For many weeks I have alluded to the cool weather that's prevailed around the Midwest going back to late July. I've also indicated on numerous occasions that I felt a warmer pattern would return come mid to late September. That change appears to underway and you will feel what I'm talking about by the end of the week.
Here's September's departures.
And here's those for August to get some perspective on the duration of the cool weather.
Now look where the 500mb jet is expected to be by the end of the week. A much warmer look as the ridge that's been over the west the past 6-7 weeks is replaced by a trough. A complete flip-flop!
The 5 day temperature departures on the EURO show warming spreading east through Friday.
Days 5-10 the greatest anomalies are centered on my local area.
The peak of the coming warm-up is expected Friday and Saturday when highs could approach 90 in some parts of the central MIdwest. Here's what the EURO is showing for highs Friday and Saturday. I suspect these numbers might be 2-4 degrees too warm but it's a long ways from the 60s and 70s we've been seeing.
One good thing about the warmth is that it won't be accompanied by humidity. Dew points are only expected to be in the upper 50s to low 60s.
That yields humidity levels around 35-40%
More important than the warmth is the lack of rain much of the central Midwest is dealing with. Here in Cedar Rapids we have built a rainfall deficit of just over 9" since May 1st. That is quite significant and the dryness is really showing the past couple of weeks.
As I see it now the first chance of any rain doesn't even exist until Sunday. At that time we could see some scattered showers and storms but I'm thinking the more beneficial amounts may stay to the north, more into Minnesota and Wisconsin and perhaps far northern Iowa.
On a brighter note for rain, the EURO weeklies are more bullish on amounts long range. The 32 day control has this for rain ending October 13th. Some 5-7" amounts in drought stricken southern Iowa.
The 32 day means are not so optimistic with most of the Midwest in the 2-3" rainfall range. That's much closer to normal and i think more realistic.

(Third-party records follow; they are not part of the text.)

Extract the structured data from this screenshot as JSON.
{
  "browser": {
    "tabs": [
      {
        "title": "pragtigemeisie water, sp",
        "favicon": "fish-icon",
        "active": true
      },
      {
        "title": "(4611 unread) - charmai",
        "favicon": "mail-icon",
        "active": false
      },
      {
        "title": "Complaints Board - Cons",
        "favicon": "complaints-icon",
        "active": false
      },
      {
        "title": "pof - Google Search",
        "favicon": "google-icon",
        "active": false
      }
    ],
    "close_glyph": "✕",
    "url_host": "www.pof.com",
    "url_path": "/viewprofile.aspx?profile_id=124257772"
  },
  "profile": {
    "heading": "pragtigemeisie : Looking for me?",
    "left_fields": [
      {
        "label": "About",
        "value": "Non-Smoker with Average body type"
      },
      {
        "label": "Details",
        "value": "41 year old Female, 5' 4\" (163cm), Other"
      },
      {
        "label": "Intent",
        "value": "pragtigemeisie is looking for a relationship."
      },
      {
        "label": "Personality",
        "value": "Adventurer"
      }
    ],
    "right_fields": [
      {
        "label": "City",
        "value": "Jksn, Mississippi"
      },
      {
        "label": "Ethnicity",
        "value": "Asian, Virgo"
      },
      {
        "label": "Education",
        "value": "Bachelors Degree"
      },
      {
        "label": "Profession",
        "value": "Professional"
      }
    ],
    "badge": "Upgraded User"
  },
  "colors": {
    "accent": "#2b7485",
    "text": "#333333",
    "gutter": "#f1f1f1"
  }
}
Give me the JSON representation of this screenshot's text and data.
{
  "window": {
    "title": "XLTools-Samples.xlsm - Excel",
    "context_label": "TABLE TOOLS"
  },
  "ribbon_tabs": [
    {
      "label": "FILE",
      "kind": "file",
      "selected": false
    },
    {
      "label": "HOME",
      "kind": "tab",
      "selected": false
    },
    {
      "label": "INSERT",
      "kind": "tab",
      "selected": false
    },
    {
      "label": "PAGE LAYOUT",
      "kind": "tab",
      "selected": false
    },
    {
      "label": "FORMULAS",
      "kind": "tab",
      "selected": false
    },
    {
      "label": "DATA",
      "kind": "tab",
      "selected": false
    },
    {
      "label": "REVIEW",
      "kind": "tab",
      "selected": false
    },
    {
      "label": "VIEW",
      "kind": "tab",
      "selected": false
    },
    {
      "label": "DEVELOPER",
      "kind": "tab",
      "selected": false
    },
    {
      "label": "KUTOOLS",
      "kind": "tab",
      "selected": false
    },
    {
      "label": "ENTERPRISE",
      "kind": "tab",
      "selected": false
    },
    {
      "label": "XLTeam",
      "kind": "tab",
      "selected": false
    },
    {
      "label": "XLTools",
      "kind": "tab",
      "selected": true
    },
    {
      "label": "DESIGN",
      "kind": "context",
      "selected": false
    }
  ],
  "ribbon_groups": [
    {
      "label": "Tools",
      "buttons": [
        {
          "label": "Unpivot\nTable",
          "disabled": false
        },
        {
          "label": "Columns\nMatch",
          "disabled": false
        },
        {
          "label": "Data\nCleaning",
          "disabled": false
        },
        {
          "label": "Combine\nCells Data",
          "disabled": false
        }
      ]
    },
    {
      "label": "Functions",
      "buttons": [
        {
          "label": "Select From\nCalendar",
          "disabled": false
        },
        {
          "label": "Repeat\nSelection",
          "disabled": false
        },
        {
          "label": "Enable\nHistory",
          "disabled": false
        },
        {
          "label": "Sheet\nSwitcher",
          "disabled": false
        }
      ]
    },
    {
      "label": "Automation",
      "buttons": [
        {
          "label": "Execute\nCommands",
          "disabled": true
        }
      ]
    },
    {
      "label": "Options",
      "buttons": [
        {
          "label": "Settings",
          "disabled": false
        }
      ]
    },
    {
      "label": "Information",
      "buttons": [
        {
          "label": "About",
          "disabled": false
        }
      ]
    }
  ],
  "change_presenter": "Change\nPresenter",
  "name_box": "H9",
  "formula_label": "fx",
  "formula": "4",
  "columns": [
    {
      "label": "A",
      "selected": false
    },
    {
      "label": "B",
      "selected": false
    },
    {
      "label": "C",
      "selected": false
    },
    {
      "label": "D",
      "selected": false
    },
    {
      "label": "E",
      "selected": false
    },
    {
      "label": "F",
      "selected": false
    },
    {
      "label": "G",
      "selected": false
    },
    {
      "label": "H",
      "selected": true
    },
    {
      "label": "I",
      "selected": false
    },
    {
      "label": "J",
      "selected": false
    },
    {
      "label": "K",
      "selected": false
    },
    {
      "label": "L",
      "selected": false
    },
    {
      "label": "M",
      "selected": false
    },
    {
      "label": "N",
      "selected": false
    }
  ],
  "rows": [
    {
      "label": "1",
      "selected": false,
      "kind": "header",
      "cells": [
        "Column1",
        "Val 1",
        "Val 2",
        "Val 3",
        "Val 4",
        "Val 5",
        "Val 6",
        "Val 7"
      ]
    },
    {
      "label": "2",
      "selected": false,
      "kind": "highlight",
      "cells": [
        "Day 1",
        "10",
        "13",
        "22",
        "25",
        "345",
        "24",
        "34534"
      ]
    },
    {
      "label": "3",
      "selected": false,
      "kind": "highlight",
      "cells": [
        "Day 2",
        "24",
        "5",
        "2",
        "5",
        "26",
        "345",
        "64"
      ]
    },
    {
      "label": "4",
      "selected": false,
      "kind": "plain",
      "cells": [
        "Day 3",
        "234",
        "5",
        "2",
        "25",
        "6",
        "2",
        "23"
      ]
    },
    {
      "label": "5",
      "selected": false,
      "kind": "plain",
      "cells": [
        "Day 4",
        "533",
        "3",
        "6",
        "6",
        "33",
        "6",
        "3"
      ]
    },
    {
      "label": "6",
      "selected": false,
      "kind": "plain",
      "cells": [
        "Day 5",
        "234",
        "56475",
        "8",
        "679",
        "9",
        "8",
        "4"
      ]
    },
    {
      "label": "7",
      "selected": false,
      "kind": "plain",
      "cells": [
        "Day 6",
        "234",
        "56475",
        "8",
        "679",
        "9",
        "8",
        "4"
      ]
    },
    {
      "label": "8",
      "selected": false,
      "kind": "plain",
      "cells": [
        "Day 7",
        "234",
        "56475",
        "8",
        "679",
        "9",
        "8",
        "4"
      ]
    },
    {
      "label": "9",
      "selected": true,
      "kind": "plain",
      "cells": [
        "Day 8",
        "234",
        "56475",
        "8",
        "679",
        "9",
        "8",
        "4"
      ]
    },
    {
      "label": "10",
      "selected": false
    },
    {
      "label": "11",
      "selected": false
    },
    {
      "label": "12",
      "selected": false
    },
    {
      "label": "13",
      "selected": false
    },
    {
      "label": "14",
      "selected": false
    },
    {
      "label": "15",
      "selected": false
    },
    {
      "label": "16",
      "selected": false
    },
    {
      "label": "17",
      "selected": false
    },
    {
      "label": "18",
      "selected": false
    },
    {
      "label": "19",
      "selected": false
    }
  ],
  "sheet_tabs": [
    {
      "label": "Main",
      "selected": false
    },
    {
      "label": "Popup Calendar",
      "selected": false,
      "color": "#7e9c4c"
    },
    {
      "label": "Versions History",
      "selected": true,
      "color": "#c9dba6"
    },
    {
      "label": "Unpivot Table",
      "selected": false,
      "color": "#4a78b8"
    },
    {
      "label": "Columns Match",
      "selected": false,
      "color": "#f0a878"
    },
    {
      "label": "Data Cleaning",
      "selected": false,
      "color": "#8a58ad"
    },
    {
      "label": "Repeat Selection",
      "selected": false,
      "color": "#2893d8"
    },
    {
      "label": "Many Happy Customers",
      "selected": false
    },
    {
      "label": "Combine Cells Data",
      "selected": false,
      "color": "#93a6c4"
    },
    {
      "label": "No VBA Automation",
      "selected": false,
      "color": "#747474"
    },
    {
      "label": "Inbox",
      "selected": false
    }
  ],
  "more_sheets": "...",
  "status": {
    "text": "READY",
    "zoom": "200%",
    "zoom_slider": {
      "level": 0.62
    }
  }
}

There's a saying that in times of drought signs of precipitation don't pan out. Until I see a widespread rain I'll be very skeptical of any models optimism outside of 2-3 days. Roll weather...TS